TASK STATEMENT =>
Set down each record exactly as written.
Content starts
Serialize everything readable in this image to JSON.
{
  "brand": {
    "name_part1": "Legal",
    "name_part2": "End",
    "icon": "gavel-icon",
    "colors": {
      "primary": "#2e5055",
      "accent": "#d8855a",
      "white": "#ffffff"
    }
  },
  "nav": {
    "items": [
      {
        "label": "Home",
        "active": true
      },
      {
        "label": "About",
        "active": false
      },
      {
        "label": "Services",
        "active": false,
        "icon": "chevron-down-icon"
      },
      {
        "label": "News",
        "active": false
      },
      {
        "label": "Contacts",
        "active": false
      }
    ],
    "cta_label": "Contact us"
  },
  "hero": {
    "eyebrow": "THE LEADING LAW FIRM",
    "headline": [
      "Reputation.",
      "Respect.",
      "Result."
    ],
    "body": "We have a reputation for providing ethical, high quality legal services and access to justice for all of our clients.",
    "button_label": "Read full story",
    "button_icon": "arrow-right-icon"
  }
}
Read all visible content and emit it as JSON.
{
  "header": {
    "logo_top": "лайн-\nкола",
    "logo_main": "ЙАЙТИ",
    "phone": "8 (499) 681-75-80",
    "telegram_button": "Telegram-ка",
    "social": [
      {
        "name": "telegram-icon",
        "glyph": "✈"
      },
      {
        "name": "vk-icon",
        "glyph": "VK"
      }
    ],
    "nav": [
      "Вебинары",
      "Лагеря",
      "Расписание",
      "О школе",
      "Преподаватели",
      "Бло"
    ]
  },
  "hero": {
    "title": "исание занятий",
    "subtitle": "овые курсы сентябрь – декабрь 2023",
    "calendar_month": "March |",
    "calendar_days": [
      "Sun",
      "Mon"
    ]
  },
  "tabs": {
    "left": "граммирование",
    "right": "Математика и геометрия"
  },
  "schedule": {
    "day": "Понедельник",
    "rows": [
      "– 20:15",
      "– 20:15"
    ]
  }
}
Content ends
EXERCISE RESULT =>
Serialize everything readable in this image to JSON.
{
  "brand": {
    "name_part1": "Legal",
    "name_part2": "End",
    "icon": "gavel-icon",
    "colors": {
      "primary": "#2e5055",
      "accent": "#d8855a",
      "white": "#ffffff"
    }
  },
  "nav": {
    "items": [
      {
        "label": "Home",
        "active": true
      },
      {
        "label": "About",
        "active": false
      },
      {
        "label": "Services",
        "active": false,
        "icon": "chevron-down-icon"
      },
      {
        "label": "News",
        "active": false
      },
      {
        "label": "Contacts",
        "active": false
      }
    ],
    "cta_label": "Contact us"
  },
  "hero": {
    "eyebrow": "THE LEADING LAW FIRM",
    "headline": [
      "Reputation.",
      "Respect.",
      "Result."
    ],
    "body": "We have a reputation for providing ethical, high quality legal services and access to justice for all of our clients.",
    "button_label": "Read full story",
    "button_icon": "arrow-right-icon"
  }
}
Read all visible content and emit it as JSON.
{
  "header": {
    "logo_top": "лайн-\nкола",
    "logo_main": "ЙАЙТИ",
    "phone": "8 (499) 681-75-80",
    "telegram_button": "Telegram-ка",
    "social": [
      {
        "name": "telegram-icon",
        "glyph": "✈"
      },
      {
        "name": "vk-icon",
        "glyph": "VK"
      }
    ],
    "nav": [
      "Вебинары",
      "Лагеря",
      "Расписание",
      "О школе",
      "Преподаватели",
      "Бло"
    ]
  },
  "hero": {
    "title": "исание занятий",
    "subtitle": "овые курсы сентябрь – декабрь 2023",
    "calendar_month": "March |",
    "calendar_days": [
      "Sun",
      "Mon"
    ]
  },
  "tabs": {
    "left": "граммирование",
    "right": "Математика и геометрия"
  },
  "schedule": {
    "day": "Понедельник",
    "rows": [
      "– 20:15",
      "– 20:15"
    ]
  }
}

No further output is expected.